What’s a basketball game without a hot dog? All the hot dogs at Moda come from Zenner’s Sausage Company, which has been a fixture in Portland since 1927 for franks, brats, and smoked hams. There is a proprietary Blazers dog for you, too. Jessica says she took a couple of her sous chefs with her to Zenner’s to make a stadium dog. “Of course everyone was saying to just add more bacon,” she recalled. The Blazin’ Sausage indeed has both bacon and Cheddar in its mix (guessing here that the Moda is not counting on many fans keeping kosher), and an incredible snap when you bite into it. On the club level, you can even find the hotdog condiment bar of your dreams: kimchi, 1000 Island dressing, and pineapple chunks are garnishes on it, in addition to all the usual suspects.
And what’s a basketball game without ice cream?

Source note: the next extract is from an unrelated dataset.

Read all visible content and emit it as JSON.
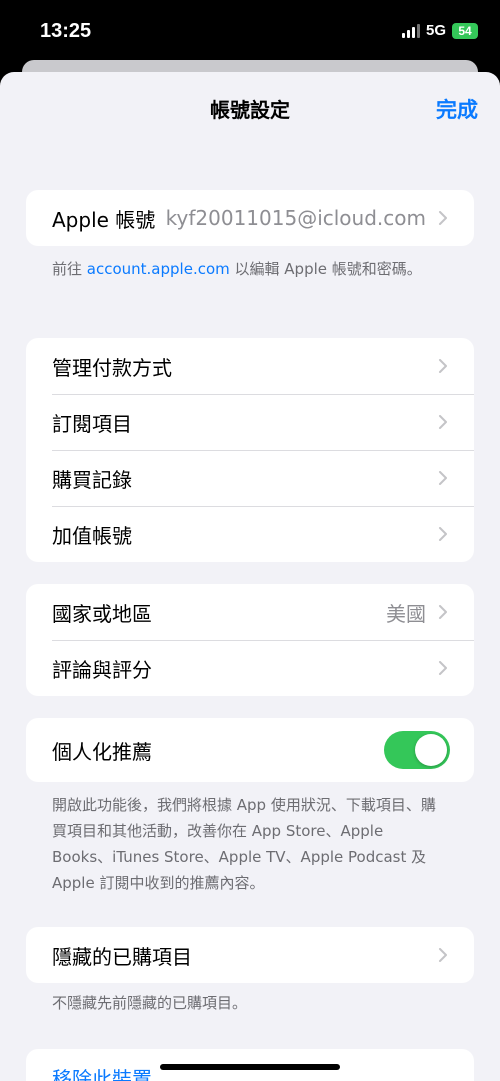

Salt & Straw is the local favorite and has been crowned best in the city by everyone from the local media to Andrew Zimmern to the Wall Street Journal. Owner Kim Malek is a something of a celebrity; she has said that she wanted to open an ice cream shop because she wanted to have a place where people in a neighborhood could come and hang out — a modest goal, especially considering the exotic flavors like strawberry honey balsamic and pineapple honey Aperol. The five options at the Moda are more tried-and-true — chocolate gooey brownie, coffee & bourbon, snickerdoodle — but they are excellent, as $7 scoops of ice cream should be. The line here wraps around the whole center during halftime, and Salt & Straw is in fact the only concession that stays open 30 minutes after the games end.

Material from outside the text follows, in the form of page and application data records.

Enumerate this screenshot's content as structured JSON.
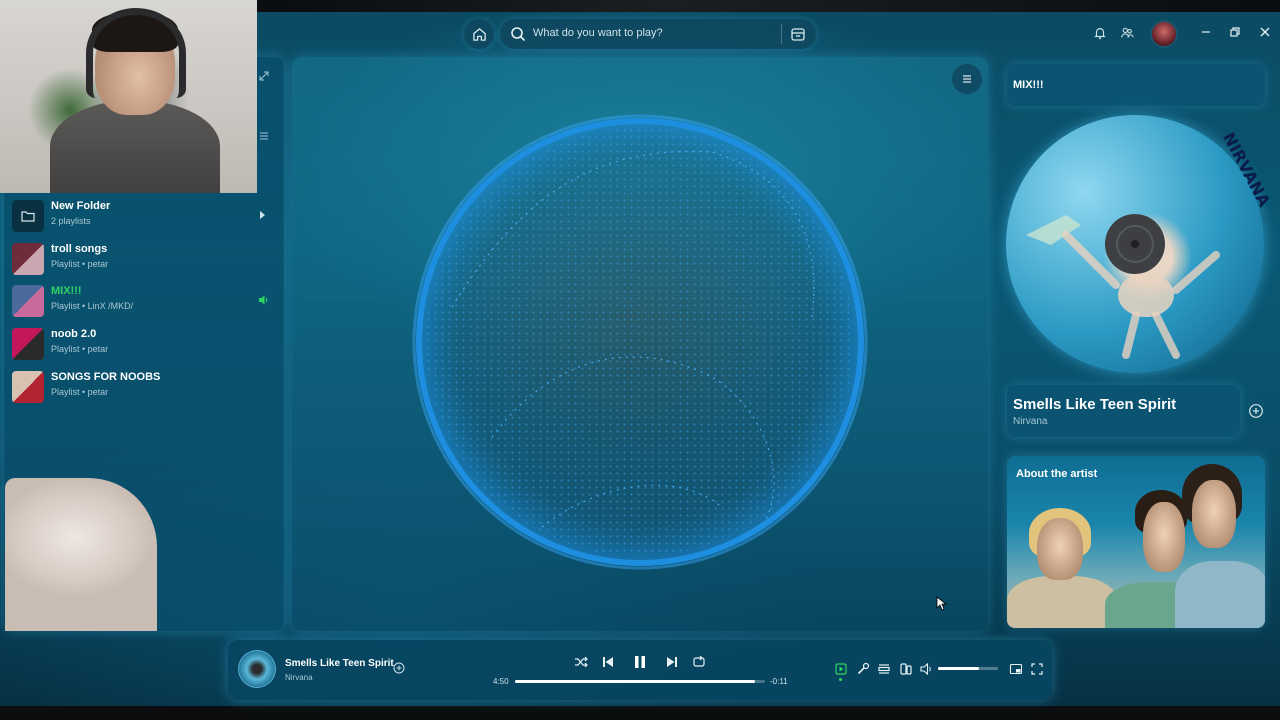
{
  "top": {
    "search_placeholder": "What do you want to play?"
  },
  "sidebar": {
    "items": [
      {
        "title": "New Folder",
        "subtitle": "2 playlists",
        "type": "folder"
      },
      {
        "title": "troll songs",
        "subtitle": "Playlist • petar",
        "type": "playlist"
      },
      {
        "title": "MIX!!!",
        "subtitle": "Playlist • LinX /MKD/",
        "type": "playlist",
        "active": true
      },
      {
        "title": "noob 2.0",
        "subtitle": "Playlist • petar",
        "type": "playlist"
      },
      {
        "title": "SONGS FOR NOOBS",
        "subtitle": "Playlist • petar",
        "type": "playlist"
      }
    ]
  },
  "right_panel": {
    "playlist_title": "MIX!!!",
    "album_lettering": "NIRVANA",
    "song_title": "Smells Like Teen Spirit",
    "artist": "Nirvana",
    "about_label": "About the artist"
  },
  "player": {
    "title": "Smells Like Teen Spirit",
    "artist": "Nirvana",
    "elapsed": "4:50",
    "remaining": "-0:11",
    "progress": 0.96,
    "volume": 0.68
  },
  "colors": {
    "accent_green": "#2fd462",
    "visualizer_blue": "#1e8fe0",
    "panel_bg": "#0a5573"
  }
}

To set expectations appropriately, there is still Coors Light in this arena. You can still buy bags of cotton candy that may or may not be stale. Some people come to sporting events for precisely those things, and those people will not feel alienated. However, the fact that the Moda Center has the best food in the NBA is no longer questionable; no one can touch it right now. Whether it can be beaten in the future is the challenge. Good to end with a sports metaphor, no? #Winning.